Task to carry out:
Each line of the listing below that includes "JSON" must be copied.

Input:
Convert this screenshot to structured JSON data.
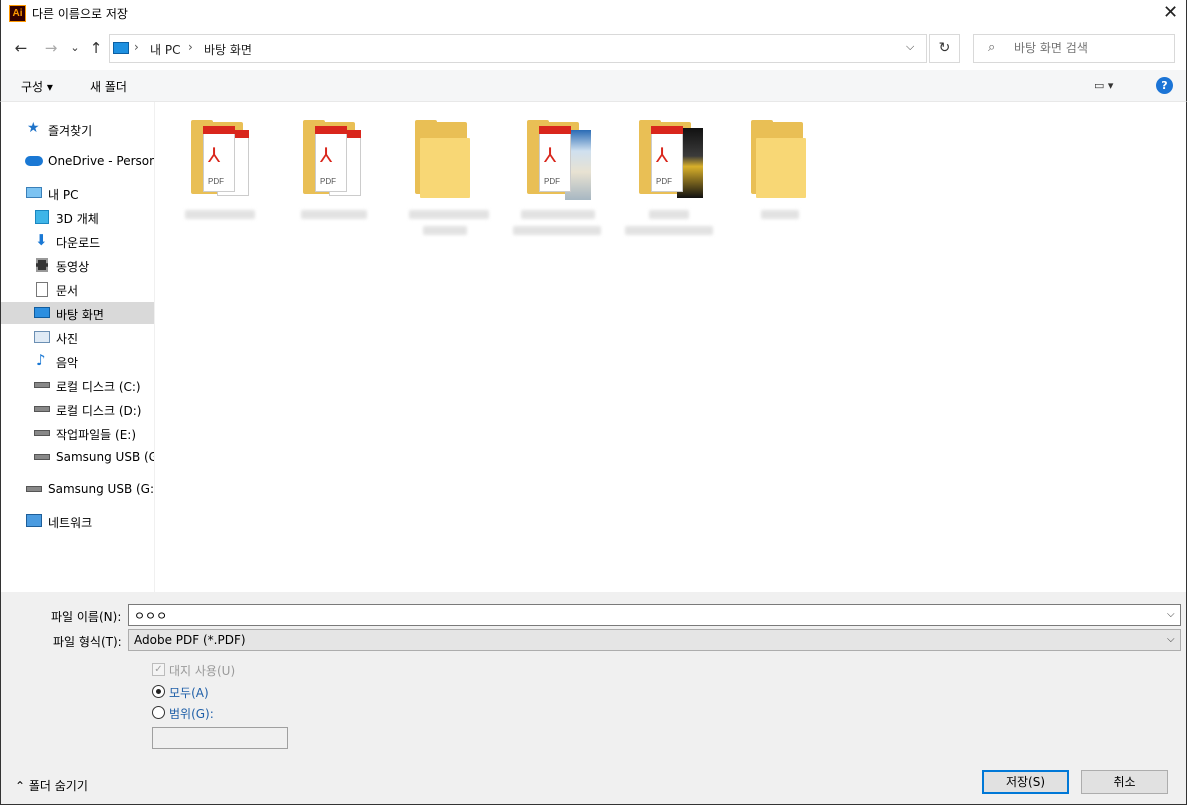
{
  "window": {
    "app_icon": "Ai",
    "title": "다른 이름으로 저장",
    "close": "✕"
  },
  "nav": {
    "back": "←",
    "forward": "→",
    "recent": "⌄",
    "up": "↑",
    "crumbs": [
      "내 PC",
      "바탕 화면"
    ],
    "refresh": "↻",
    "search_placeholder": "바탕 화면 검색"
  },
  "toolbar": {
    "organize": "구성 ▾",
    "new_folder": "새 폴더",
    "view": "▭ ▾",
    "help": "?"
  },
  "sidebar": {
    "items": [
      {
        "label": "즐겨찾기",
        "icon": "star-icon"
      },
      {
        "label": "OneDrive - Persona",
        "icon": "cloud-icon"
      },
      {
        "label": "내 PC",
        "icon": "computer-icon"
      },
      {
        "label": "3D 개체",
        "icon": "cube-icon"
      },
      {
        "label": "다운로드",
        "icon": "download-icon"
      },
      {
        "label": "동영상",
        "icon": "video-icon"
      },
      {
        "label": "문서",
        "icon": "document-icon"
      },
      {
        "label": "바탕 화면",
        "icon": "desktop-icon"
      },
      {
        "label": "사진",
        "icon": "picture-icon"
      },
      {
        "label": "음악",
        "icon": "music-icon"
      },
      {
        "label": "로컬 디스크 (C:)",
        "icon": "drive-icon"
      },
      {
        "label": "로컬 디스크 (D:)",
        "icon": "drive-icon"
      },
      {
        "label": "작업파일들 (E:)",
        "icon": "drive-icon"
      },
      {
        "label": "Samsung USB (G:)",
        "icon": "usb-icon"
      },
      {
        "label": "Samsung USB (G:)",
        "icon": "usb-icon"
      },
      {
        "label": "네트워크",
        "icon": "network-icon"
      }
    ]
  },
  "files": [
    {
      "type": "pdf-folder"
    },
    {
      "type": "pdf-folder"
    },
    {
      "type": "folder"
    },
    {
      "type": "pdf-magazine-folder"
    },
    {
      "type": "pdf-magazine-folder"
    },
    {
      "type": "folder"
    }
  ],
  "form": {
    "filename_label": "파일 이름(N):",
    "filename_value": "ㅇㅇㅇ",
    "filetype_label": "파일 형식(T):",
    "filetype_value": "Adobe PDF (*.PDF)",
    "artboard_label": "대지 사용(U)",
    "all_label": "모두(A)",
    "range_label": "범위(G):",
    "hide_folders": "⌃  폴더 숨기기",
    "save": "저장(S)",
    "cancel": "취소",
    "dropdown_arrow": "⌵"
  }
}
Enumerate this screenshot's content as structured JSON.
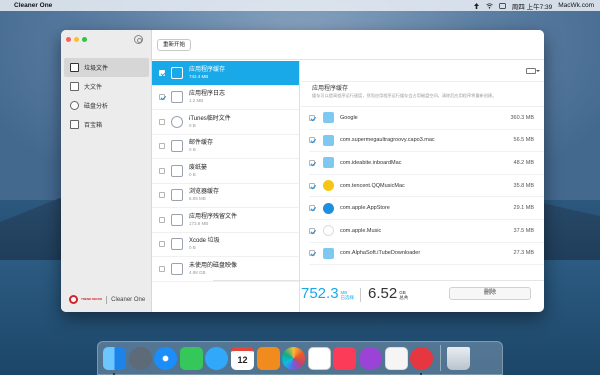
{
  "menubar": {
    "app_name": "Cleaner One",
    "datetime": "周四 上午7:39",
    "site": "MacWk.com"
  },
  "sidebar": {
    "items": [
      {
        "label": "垃圾文件",
        "icon": "trash-bin-icon",
        "active": true
      },
      {
        "label": "大文件",
        "icon": "document-icon",
        "active": false
      },
      {
        "label": "磁盘分析",
        "icon": "disk-icon",
        "active": false
      },
      {
        "label": "百宝箱",
        "icon": "toolbox-icon",
        "active": false
      }
    ],
    "brand_name": "Cleaner One",
    "brand_logo_text": "TREND MICRO"
  },
  "toolbar": {
    "rescan_label": "重新开始"
  },
  "categories": [
    {
      "name": "应用程序缓存",
      "size": "742.4 MB",
      "checked": true,
      "selected": true
    },
    {
      "name": "应用程序日志",
      "size": "1.2 MB",
      "checked": true,
      "selected": false
    },
    {
      "name": "iTunes临时文件",
      "size": "0 B",
      "checked": false,
      "selected": false
    },
    {
      "name": "邮件缓存",
      "size": "0 B",
      "checked": false,
      "selected": false
    },
    {
      "name": "废纸篓",
      "size": "0 B",
      "checked": false,
      "selected": false
    },
    {
      "name": "浏览器缓存",
      "size": "6.05 MB",
      "checked": false,
      "selected": false
    },
    {
      "name": "应用程序残留文件",
      "size": "173.8 MB",
      "checked": false,
      "selected": false
    },
    {
      "name": "Xcode 垃圾",
      "size": "0 B",
      "checked": false,
      "selected": false
    },
    {
      "name": "未使用的磁盘映像",
      "size": "4.98 GB",
      "checked": false,
      "selected": false
    }
  ],
  "detail": {
    "title": "应用程序缓存",
    "description": "缓存可以提高程序运行速度，然而应用程序运行缓存会占用磁盘空间，清除后应用程序将重新创建。",
    "items": [
      {
        "name": "Google",
        "size": "360.3 MB",
        "icon": "folder-icon",
        "color": "#7ec8f2"
      },
      {
        "name": "com.supermegaultragroovy.capo3.mac",
        "size": "56.5 MB",
        "icon": "folder-icon",
        "color": "#7ec8f2"
      },
      {
        "name": "com.ideabite.inboardMac",
        "size": "48.2 MB",
        "icon": "folder-icon",
        "color": "#7ec8f2"
      },
      {
        "name": "com.tencent.QQMusicMac",
        "size": "35.8 MB",
        "icon": "qqmusic-icon",
        "color": "#f5c518"
      },
      {
        "name": "com.apple.AppStore",
        "size": "29.1 MB",
        "icon": "appstore-icon",
        "color": "#1d8fe0"
      },
      {
        "name": "com.apple.Music",
        "size": "37.5 MB",
        "icon": "music-icon",
        "color": "#ffffff"
      },
      {
        "name": "com.AlphaSoft.iTubeDownloader",
        "size": "27.3 MB",
        "icon": "folder-icon",
        "color": "#7ec8f2"
      }
    ]
  },
  "footer": {
    "selected_value": "752.3",
    "selected_unit": "MB",
    "selected_label": "已选择",
    "total_value": "6.52",
    "total_unit": "GB",
    "total_label": "总共",
    "delete_label": "删除"
  },
  "dock": [
    {
      "name": "finder-icon",
      "color": "#2a9df4"
    },
    {
      "name": "launchpad-icon",
      "color": "#6b7785"
    },
    {
      "name": "safari-icon",
      "color": "#1c8ef9"
    },
    {
      "name": "facetime-icon",
      "color": "#35c759"
    },
    {
      "name": "messages-icon",
      "color": "#31a8fa"
    },
    {
      "name": "calendar-icon",
      "color": "#ffffff"
    },
    {
      "name": "books-icon",
      "color": "#f28b1d"
    },
    {
      "name": "photos-icon",
      "color": "#f6f6f6"
    },
    {
      "name": "reminders-icon",
      "color": "#ffffff"
    },
    {
      "name": "music-icon",
      "color": "#fb3b58"
    },
    {
      "name": "podcasts-icon",
      "color": "#9b43d6"
    },
    {
      "name": "kuaikan-icon",
      "color": "#f5f5f5"
    },
    {
      "name": "cleaner-one-icon",
      "color": "#e6363f"
    },
    {
      "name": "trash-icon",
      "color": "#c9d2da"
    }
  ],
  "calendar_day": "12"
}
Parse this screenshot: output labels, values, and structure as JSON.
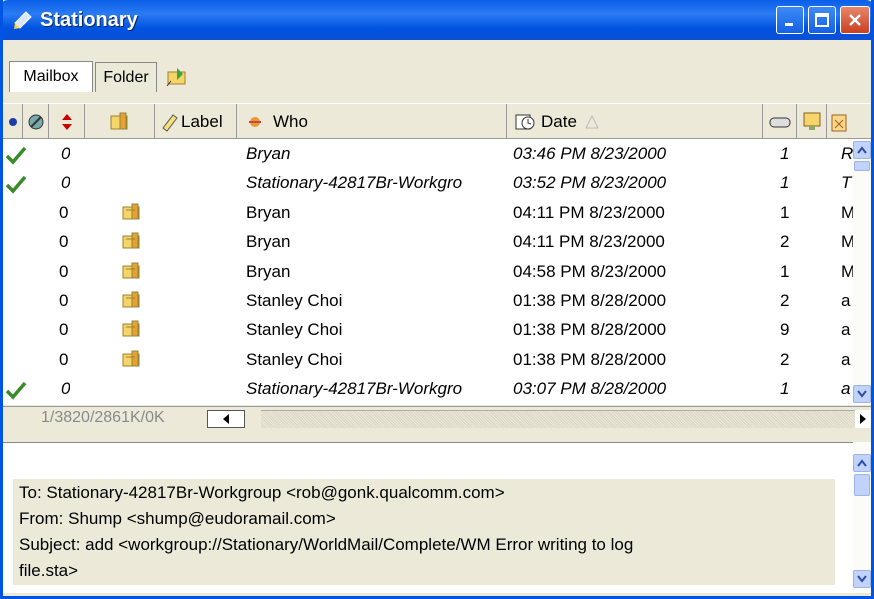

Solved problem:
Convert this screenshot to structured JSON data.
Enumerate this screenshot's content as structured JSON.
Parse this screenshot: output labels, values, and structure as JSON.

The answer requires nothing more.